[Task prompt]:
When you spot the word "store" in a line of the data below, copy that line.

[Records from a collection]
■ ■ ■ ■

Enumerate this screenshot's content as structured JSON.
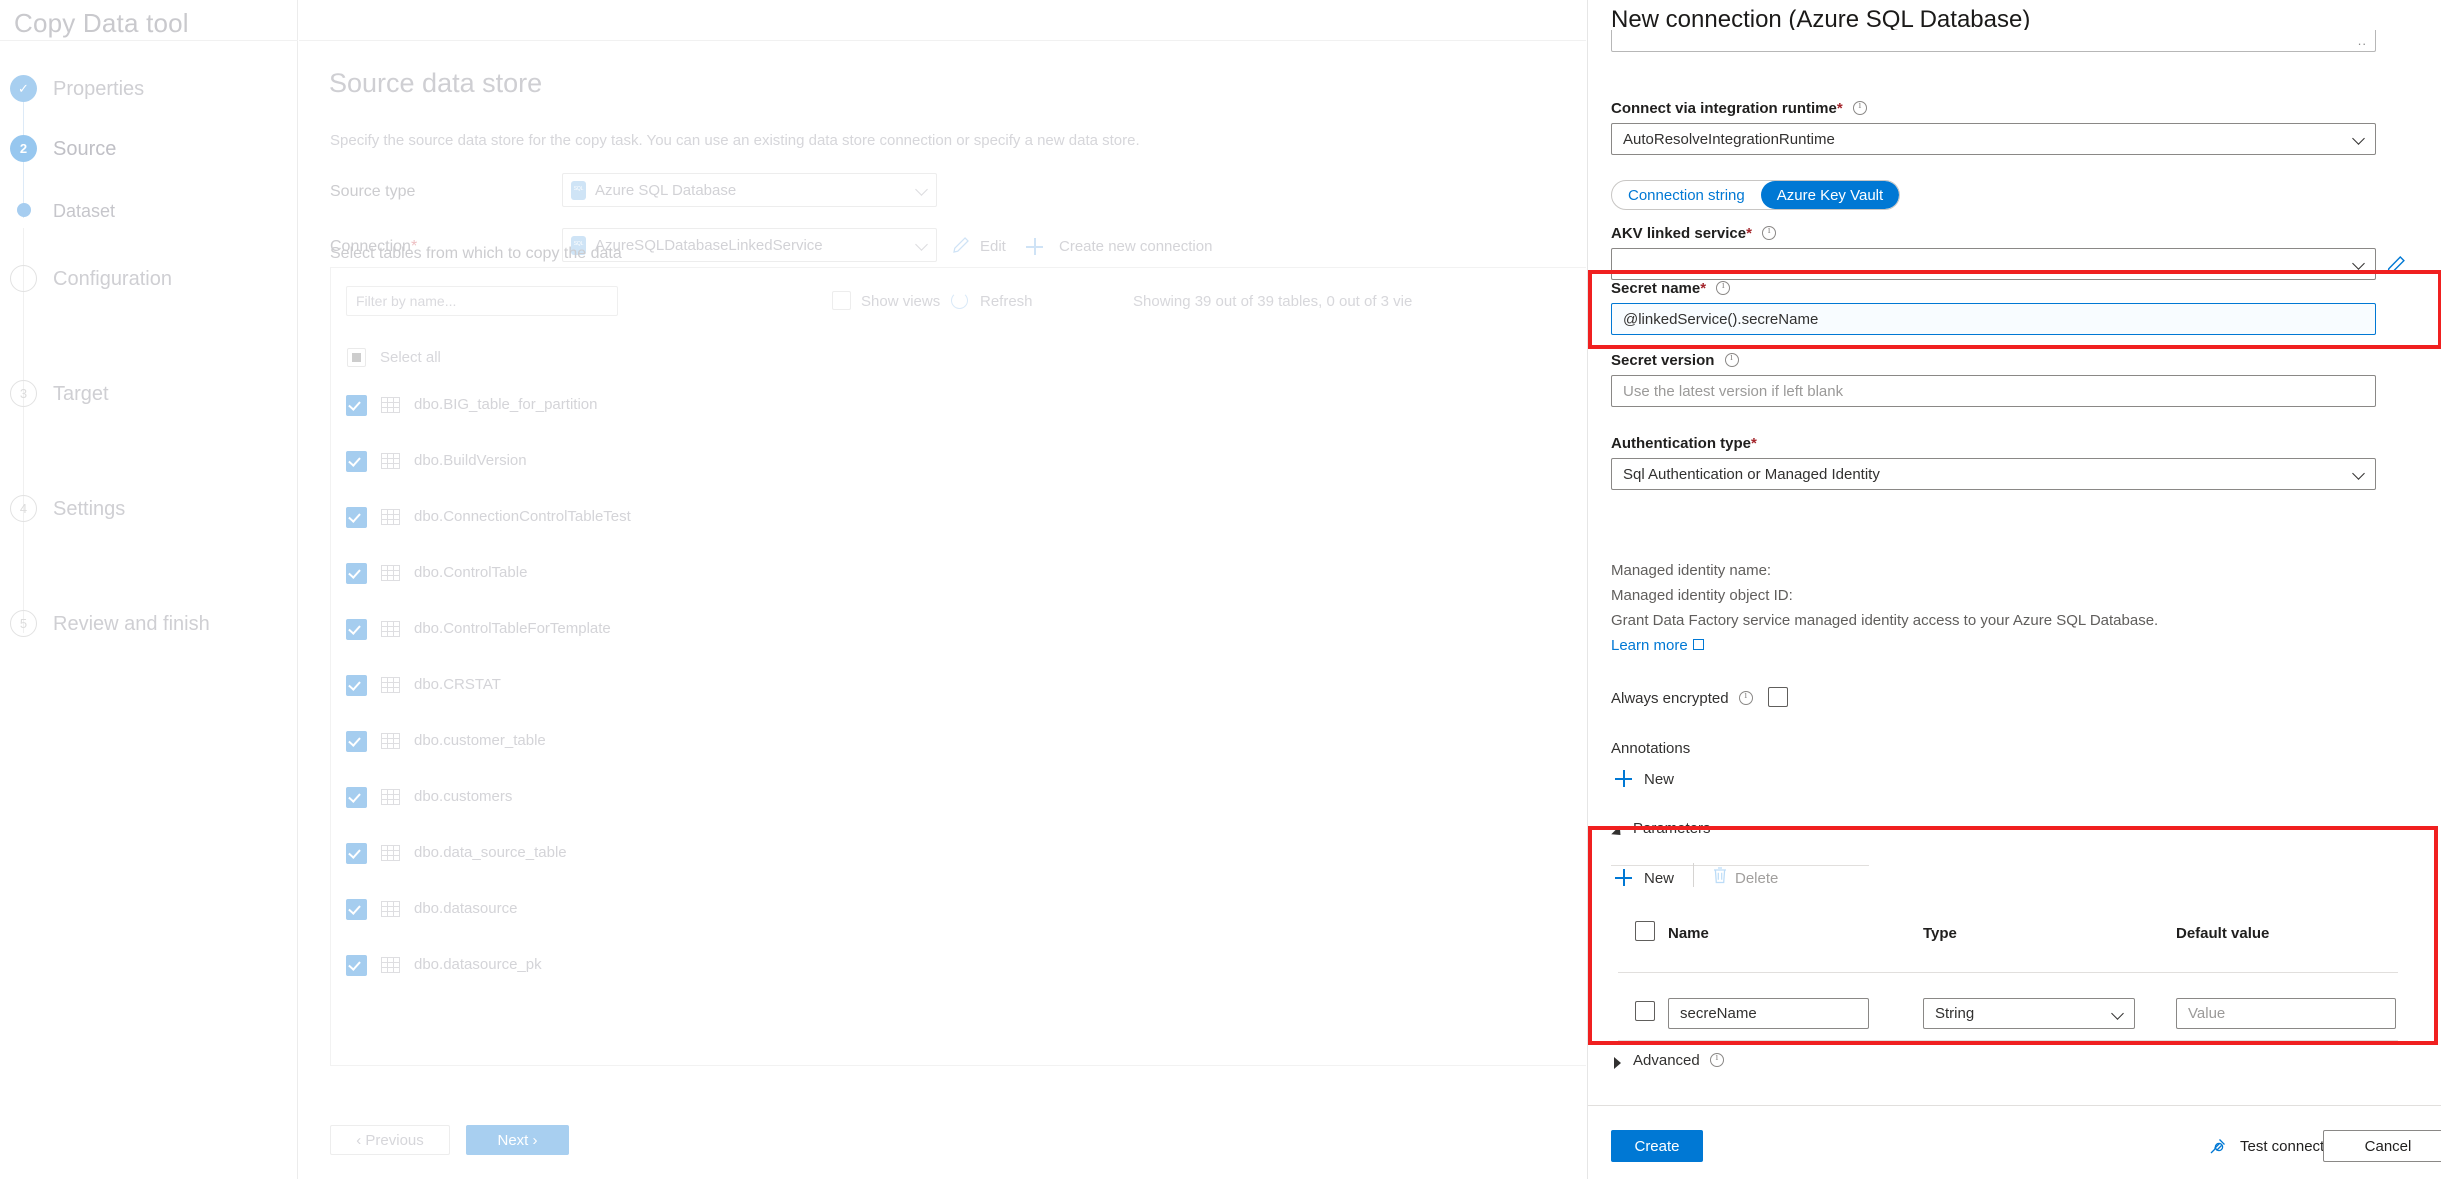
{
  "app": {
    "title": "Copy Data tool"
  },
  "wizard": {
    "steps": [
      {
        "marker": "✓",
        "label": "Properties",
        "state": "done"
      },
      {
        "marker": "2",
        "label": "Source",
        "state": "active"
      },
      {
        "marker": "",
        "label": "Dataset",
        "state": "substep"
      },
      {
        "marker": "",
        "label": "Configuration",
        "state": "todo"
      },
      {
        "marker": "3",
        "label": "Target",
        "state": "todo"
      },
      {
        "marker": "4",
        "label": "Settings",
        "state": "todo"
      },
      {
        "marker": "5",
        "label": "Review and finish",
        "state": "todo"
      }
    ]
  },
  "main": {
    "heading": "Source data store",
    "subtitle": "Specify the source data store for the copy task. You can use an existing data store connection or specify a new data store.",
    "source_type_label": "Source type",
    "source_type_value": "Azure SQL Database",
    "connection_label": "Connection",
    "connection_required": "*",
    "connection_value": "AzureSQLDatabaseLinkedService",
    "edit_label": "Edit",
    "create_new_connection_label": "Create new connection",
    "tables_caption": "Select tables from which to copy the data",
    "filter_placeholder": "Filter by name...",
    "show_views_label": "Show views",
    "refresh_label": "Refresh",
    "showing_text": "Showing 39 out of 39 tables, 0 out of 3 vie",
    "select_all_label": "Select all",
    "tables": [
      "dbo.BIG_table_for_partition",
      "dbo.BuildVersion",
      "dbo.ConnectionControlTableTest",
      "dbo.ControlTable",
      "dbo.ControlTableForTemplate",
      "dbo.CRSTAT",
      "dbo.customer_table",
      "dbo.customers",
      "dbo.data_source_table",
      "dbo.datasource",
      "dbo.datasource_pk"
    ],
    "previous_label": "‹  Previous",
    "next_label": "Next  ›"
  },
  "panel": {
    "title": "New connection (Azure SQL Database)",
    "scrolled_field_dots": "..",
    "integration_runtime_label": "Connect via integration runtime",
    "integration_runtime_required": "*",
    "integration_runtime_value": "AutoResolveIntegrationRuntime",
    "toggle": {
      "connection_string": "Connection string",
      "azure_key_vault": "Azure Key Vault",
      "selected": "Azure Key Vault"
    },
    "akv_label": "AKV linked service",
    "akv_required": "*",
    "akv_value": "",
    "secret_name_label": "Secret name",
    "secret_name_required": "*",
    "secret_name_value": "@linkedService().secreName",
    "secret_version_label": "Secret version",
    "secret_version_placeholder": "Use the latest version if left blank",
    "auth_type_label": "Authentication type",
    "auth_type_required": "*",
    "auth_type_value": "Sql Authentication or Managed Identity",
    "managed_identity_name": "Managed identity name:",
    "managed_identity_object_id": "Managed identity object ID:",
    "grant_text": "Grant Data Factory service managed identity access to your Azure SQL Database.",
    "learn_more": "Learn more",
    "always_encrypted_label": "Always encrypted",
    "annotations_label": "Annotations",
    "annotations_new_label": "New",
    "parameters_label": "Parameters",
    "parameters_new_label": "New",
    "parameters_delete_label": "Delete",
    "param_columns": {
      "name": "Name",
      "type": "Type",
      "default_value": "Default value"
    },
    "parameters": [
      {
        "name": "secreName",
        "type": "String",
        "default_value_placeholder": "Value"
      }
    ],
    "advanced_label": "Advanced",
    "create_label": "Create",
    "test_connection_label": "Test connection",
    "cancel_label": "Cancel"
  },
  "colors": {
    "accent": "#0078d4",
    "highlight_box": "#f02020",
    "required_star": "#a4262c",
    "dim_checkbox": "#a5cdef",
    "next_button": "#a8cff0"
  }
}
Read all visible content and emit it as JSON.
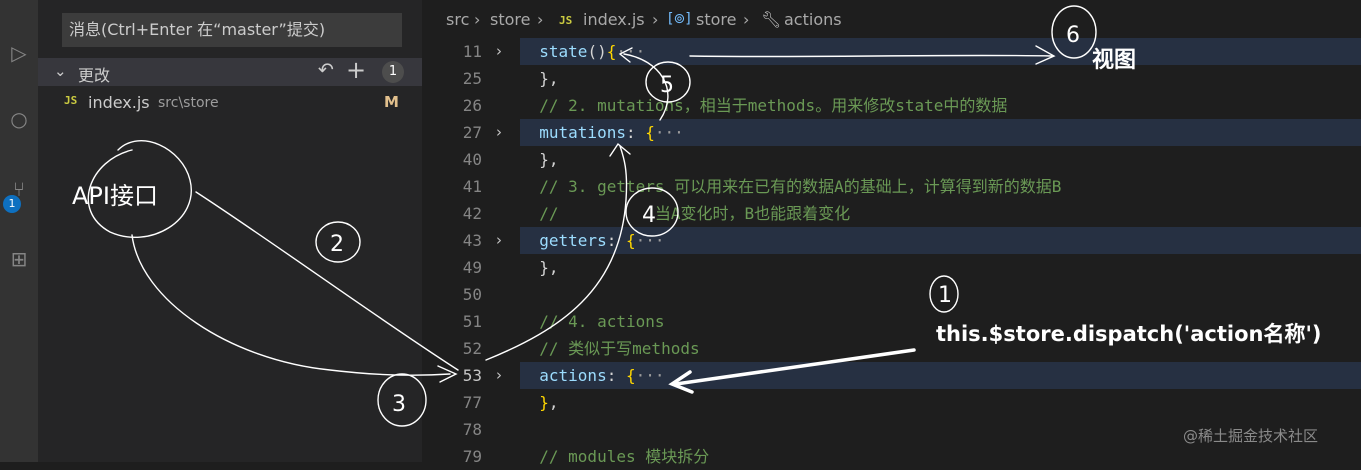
{
  "activity_bar": {
    "scm_badge": "1"
  },
  "sidebar": {
    "commit_message_placeholder": "消息(Ctrl+Enter 在“master”提交)",
    "changes_title": "更改",
    "changes_count": "1",
    "file": {
      "icon": "JS",
      "name": "index.js",
      "path": "src\\store",
      "status": "M"
    }
  },
  "breadcrumb": {
    "items": [
      "src",
      "store",
      "index.js",
      "store",
      "actions"
    ],
    "file_icon": "JS"
  },
  "editor": {
    "lines": [
      {
        "num": "11",
        "folded": true,
        "highlighted": true,
        "parts": [
          {
            "t": "  ",
            "c": "pn"
          },
          {
            "t": "state",
            "c": "fn"
          },
          {
            "t": "(",
            "c": "pn"
          },
          {
            "t": ")",
            "c": "pn"
          },
          {
            "t": "{",
            "c": "br"
          },
          {
            "t": "···",
            "c": "el"
          }
        ]
      },
      {
        "num": "25",
        "folded": false,
        "highlighted": false,
        "parts": [
          {
            "t": "  },",
            "c": "pn"
          }
        ]
      },
      {
        "num": "26",
        "folded": false,
        "highlighted": false,
        "parts": [
          {
            "t": "  // 2. mutations，相当于methods。用来修改state中的数据",
            "c": "cm"
          }
        ]
      },
      {
        "num": "27",
        "folded": true,
        "highlighted": true,
        "parts": [
          {
            "t": "  ",
            "c": "pn"
          },
          {
            "t": "mutations",
            "c": "fn"
          },
          {
            "t": ": ",
            "c": "pn"
          },
          {
            "t": "{",
            "c": "br"
          },
          {
            "t": "···",
            "c": "el"
          }
        ]
      },
      {
        "num": "40",
        "folded": false,
        "highlighted": false,
        "parts": [
          {
            "t": "  },",
            "c": "pn"
          }
        ]
      },
      {
        "num": "41",
        "folded": false,
        "highlighted": false,
        "parts": [
          {
            "t": "  // 3. getters 可以用来在已有的数据A的基础上，计算得到新的数据B",
            "c": "cm"
          }
        ]
      },
      {
        "num": "42",
        "folded": false,
        "highlighted": false,
        "parts": [
          {
            "t": "  //          当A变化时，B也能跟着变化",
            "c": "cm"
          }
        ]
      },
      {
        "num": "43",
        "folded": true,
        "highlighted": true,
        "parts": [
          {
            "t": "  ",
            "c": "pn"
          },
          {
            "t": "getters",
            "c": "fn"
          },
          {
            "t": ": ",
            "c": "pn"
          },
          {
            "t": "{",
            "c": "br"
          },
          {
            "t": "···",
            "c": "el"
          }
        ]
      },
      {
        "num": "49",
        "folded": false,
        "highlighted": false,
        "parts": [
          {
            "t": "  },",
            "c": "pn"
          }
        ]
      },
      {
        "num": "50",
        "folded": false,
        "highlighted": false,
        "parts": [
          {
            "t": "",
            "c": "pn"
          }
        ]
      },
      {
        "num": "51",
        "folded": false,
        "highlighted": false,
        "parts": [
          {
            "t": "  // 4. actions",
            "c": "cm"
          }
        ]
      },
      {
        "num": "52",
        "folded": false,
        "highlighted": false,
        "parts": [
          {
            "t": "  // 类似于写methods",
            "c": "cm"
          }
        ]
      },
      {
        "num": "53",
        "folded": true,
        "highlighted": true,
        "active": true,
        "parts": [
          {
            "t": "  ",
            "c": "pn"
          },
          {
            "t": "actions",
            "c": "fn"
          },
          {
            "t": ": ",
            "c": "pn"
          },
          {
            "t": "{",
            "c": "br"
          },
          {
            "t": "···",
            "c": "el"
          }
        ]
      },
      {
        "num": "77",
        "folded": false,
        "highlighted": false,
        "parts": [
          {
            "t": "  ",
            "c": "pn"
          },
          {
            "t": "}",
            "c": "br"
          },
          {
            "t": ",",
            "c": "pn"
          }
        ]
      },
      {
        "num": "78",
        "folded": false,
        "highlighted": false,
        "parts": [
          {
            "t": "",
            "c": "pn"
          }
        ]
      },
      {
        "num": "79",
        "folded": false,
        "highlighted": false,
        "parts": [
          {
            "t": "  // modules 模块拆分",
            "c": "cm"
          }
        ]
      }
    ]
  },
  "annotations": {
    "api_label": "API接口",
    "view_label": "视图",
    "dispatch_label": "this.$store.dispatch('action名称')",
    "step_numbers": [
      "1",
      "2",
      "3",
      "4",
      "5",
      "6"
    ]
  },
  "watermark": "@稀土掘金技术社区",
  "colors": {
    "editor_bg": "#1e1e1e",
    "sidebar_bg": "#252526",
    "activity_bg": "#333333",
    "comment": "#6a9955",
    "property": "#9cdcfe",
    "bracket": "#ffd700",
    "badge_blue": "#0e70c0",
    "modified": "#e2c08d",
    "js_icon": "#cbcb41"
  }
}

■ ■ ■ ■

[Answer for this exercise]:
    "heading": "Source data store",
    "subtitle": "Specify the source data store for the copy task. You can use an existing data store connection or specify a new data store.",
      "path": "src\\store",
      "store",
      "store",
    "dispatch_label": "this.$store.dispatch('action名称')",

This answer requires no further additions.